■ How to complete this task ■
Before you finish, make sure each line of the records has been retyped exactly.

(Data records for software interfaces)
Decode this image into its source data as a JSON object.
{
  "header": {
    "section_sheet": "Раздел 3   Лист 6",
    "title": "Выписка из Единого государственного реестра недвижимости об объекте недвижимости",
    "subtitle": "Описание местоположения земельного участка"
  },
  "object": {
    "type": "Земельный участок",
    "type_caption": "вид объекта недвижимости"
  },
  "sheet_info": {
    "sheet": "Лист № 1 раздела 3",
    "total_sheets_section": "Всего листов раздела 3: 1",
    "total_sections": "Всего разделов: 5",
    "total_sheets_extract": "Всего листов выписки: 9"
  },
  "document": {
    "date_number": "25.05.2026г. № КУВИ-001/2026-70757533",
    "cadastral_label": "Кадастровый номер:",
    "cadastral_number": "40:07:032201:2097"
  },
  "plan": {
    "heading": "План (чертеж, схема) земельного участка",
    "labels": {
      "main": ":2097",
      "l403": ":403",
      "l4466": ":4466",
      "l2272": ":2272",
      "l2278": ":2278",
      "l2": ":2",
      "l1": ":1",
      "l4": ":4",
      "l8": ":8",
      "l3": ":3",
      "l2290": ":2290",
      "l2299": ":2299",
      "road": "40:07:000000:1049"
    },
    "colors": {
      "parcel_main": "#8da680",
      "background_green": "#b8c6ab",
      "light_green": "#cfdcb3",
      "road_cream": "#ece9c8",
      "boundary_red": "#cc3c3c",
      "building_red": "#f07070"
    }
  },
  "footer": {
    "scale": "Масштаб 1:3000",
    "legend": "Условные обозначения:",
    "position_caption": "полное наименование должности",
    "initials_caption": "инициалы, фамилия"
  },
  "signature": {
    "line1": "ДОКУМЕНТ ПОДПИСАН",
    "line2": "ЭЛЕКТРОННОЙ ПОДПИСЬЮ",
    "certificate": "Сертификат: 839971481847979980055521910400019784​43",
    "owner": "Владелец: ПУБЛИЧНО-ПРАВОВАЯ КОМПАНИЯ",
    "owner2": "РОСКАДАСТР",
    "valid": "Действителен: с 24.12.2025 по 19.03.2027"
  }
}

■ Exercise result ■
Decode this image into its source data as a JSON object.
{
  "header": {
    "section_sheet": "Раздел 3   Лист 6",
    "title": "Выписка из Единого государственного реестра недвижимости об объекте недвижимости",
    "subtitle": "Описание местоположения земельного участка"
  },
  "object": {
    "type": "Земельный участок",
    "type_caption": "вид объекта недвижимости"
  },
  "sheet_info": {
    "sheet": "Лист № 1 раздела 3",
    "total_sheets_section": "Всего листов раздела 3: 1",
    "total_sections": "Всего разделов: 5",
    "total_sheets_extract": "Всего листов выписки: 9"
  },
  "document": {
    "date_number": "25.05.2026г. № КУВИ-001/2026-70757533",
    "cadastral_label": "Кадастровый номер:",
    "cadastral_number": "40:07:032201:2097"
  },
  "plan": {
    "heading": "План (чертеж, схема) земельного участка",
    "labels": {
      "main": ":2097",
      "l403": ":403",
      "l4466": ":4466",
      "l2272": ":2272",
      "l2278": ":2278",
      "l2": ":2",
      "l1": ":1",
      "l4": ":4",
      "l8": ":8",
      "l3": ":3",
      "l2290": ":2290",
      "l2299": ":2299",
      "road": "40:07:000000:1049"
    },
    "colors": {
      "parcel_main": "#8da680",
      "background_green": "#b8c6ab",
      "light_green": "#cfdcb3",
      "road_cream": "#ece9c8",
      "boundary_red": "#cc3c3c",
      "building_red": "#f07070"
    }
  },
  "footer": {
    "scale": "Масштаб 1:3000",
    "legend": "Условные обозначения:",
    "position_caption": "полное наименование должности",
    "initials_caption": "инициалы, фамилия"
  },
  "signature": {
    "line1": "ДОКУМЕНТ ПОДПИСАН",
    "line2": "ЭЛЕКТРОННОЙ ПОДПИСЬЮ",
    "certificate": "Сертификат: 839971481847979980055521910400019784​43",
    "owner": "Владелец: ПУБЛИЧНО-ПРАВОВАЯ КОМПАНИЯ",
    "owner2": "РОСКАДАСТР",
    "valid": "Действителен: с 24.12.2025 по 19.03.2027"
  }
}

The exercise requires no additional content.